We received 1,693 support requests last year, down 28% from 2,367 in 2012. The first quarter had the most new tickets (479) and Q4 ranked lowest (367). This is a good sign that we’re making progress in improving both the quality and the ease of use of freistilbox.
For a team with only two DevOps engineers, we’ve certainly created a great product for hosting Drupal and WordPress sites. And we’re only able to keep up doing the daily business as well as the tech support and 24/7 on-call because we’ve learned to collaborate effectively. The key to effective teamwork is communication, especially in a distributed team. Judging from the fact that we replaced Campfire as our communication backbone with HipChat, and heavily use Confluence for internal documentation, JIRA for task and project management and BitBucket as our code repository, Atlassian products seem to fit our needs quite well. Another communication product that I first didn’t expect to catch on actually became one of our most important channels: Sqwiggle. It took a bit getting used to a slight “Big Brother” feeling but we highly appreciate being able to tell at a glance who’s currently at their desk and to start a video call with a single click.
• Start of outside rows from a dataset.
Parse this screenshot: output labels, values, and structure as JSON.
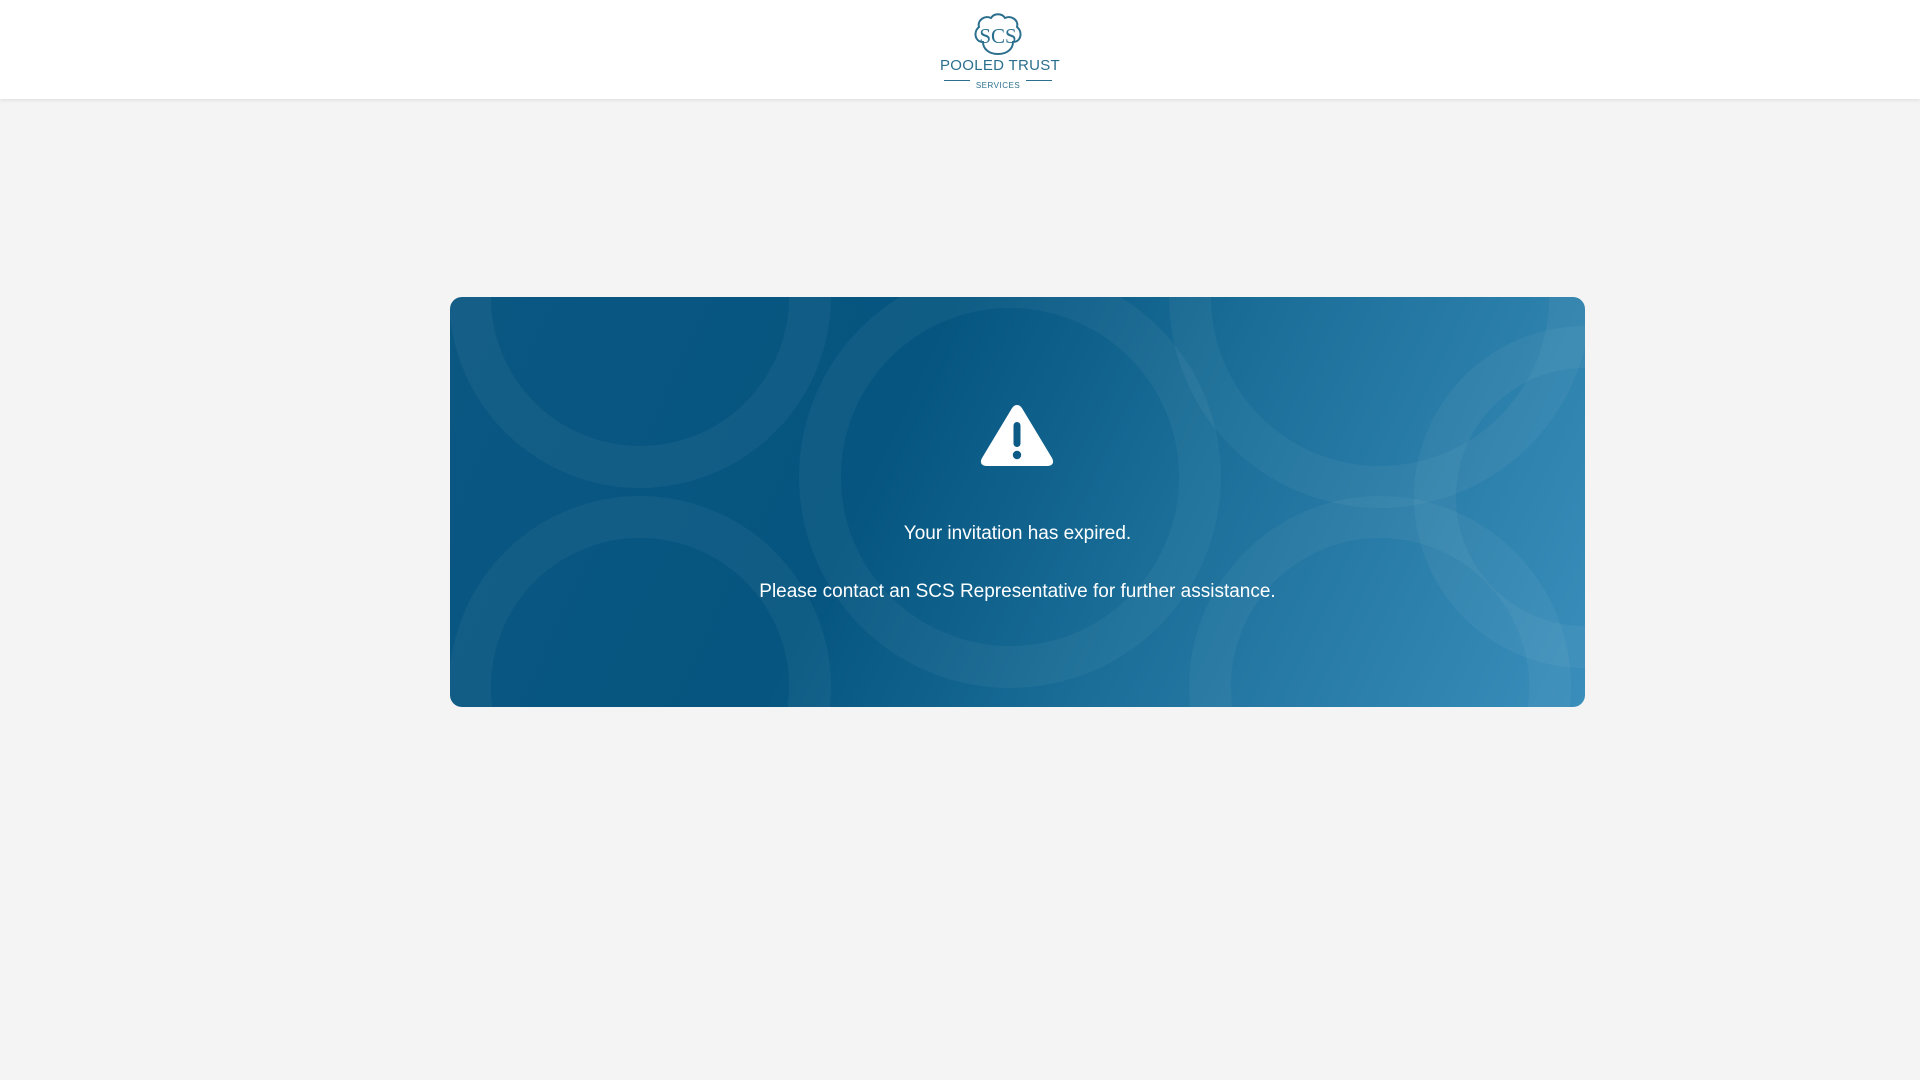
{
  "header": {
    "logo": {
      "monogram": "SCS",
      "line1": "POOLED TRUST",
      "line2": "SERVICES",
      "color": "#2b6f8e"
    }
  },
  "notice": {
    "icon": "warning-triangle-icon",
    "title": "Your invitation has expired.",
    "message": "Please contact an SCS Representative for further assistance."
  },
  "colors": {
    "card_dark": "#055580",
    "card_light": "#3a8ebb",
    "page_background": "#f4f4f4",
    "header_background": "#ffffff"
  }
}
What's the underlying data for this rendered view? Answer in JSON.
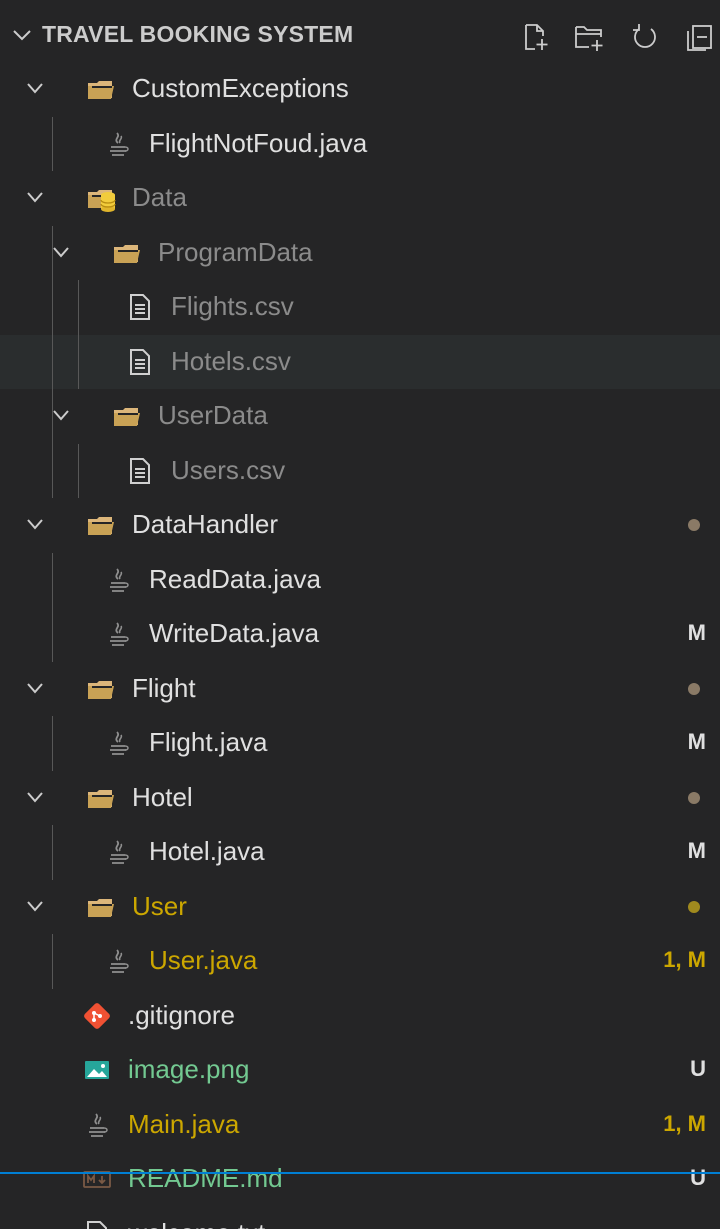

Over the recent months, we also reshuffled our areas of responsibility in order to put our strengths to use more effectively. Markus took over some of my technical tasks and now takes care of daily operations. I’ve assumed a more strategic position in business development.
Laying stronger foundations: We’ve chosen Ireland as our new base of operations because of its growing importance as a tech hub for Europe. Our new company “freistil IT Ltd” will soon take over all business we’ve done so far as the partnership “freistil IT GbR”. The first benefit this change brings for our existing customers is that we’ll now be able to accept credit card payments.
Growing our team: We’re great in automating IT processes but we can’t automate innovation, that needs pure brain power. And for better “load distribution”, we need more “nodes”. We’ve been looking for quite some time and finally found two talented system administrators that are going to join our team over the coming weeks. This means we need to learn quickly about hiring and being a great employer.
Expanding our business: So far, we’ve mostly gained new customers by word of mouth. We love the fact — and we can’t be thankful enough for it — that our customers are so happy with freistilbox that they recommend our hosting platform to their friends and clients. To really expand our customer base internationally, though, we need to increase our sales and marketing activities. Since neither Markus nor I have a strong background in these areas, we decided to get external help. Thanks to an Enterprise Ireland Mentor Grant, a consultant experienced in international business will work with us on our growth strategy over the coming months.
It’s obvious that we’ve learned a lot of things in 2013, sometimes the hard way. We’re thankful for all the good will, feedback, advice and encouragement we’ve received from our families, friends and our customers. Every day, we’re getting better in fulfilling our mission: Making sure that our customers can work efficiently and sleep peacefully. To a great 2014!
 I recently found out that we were destined to go to this conference: Who would have thought that “Markus & Jochen” is an anagram for “Shamrock & June”!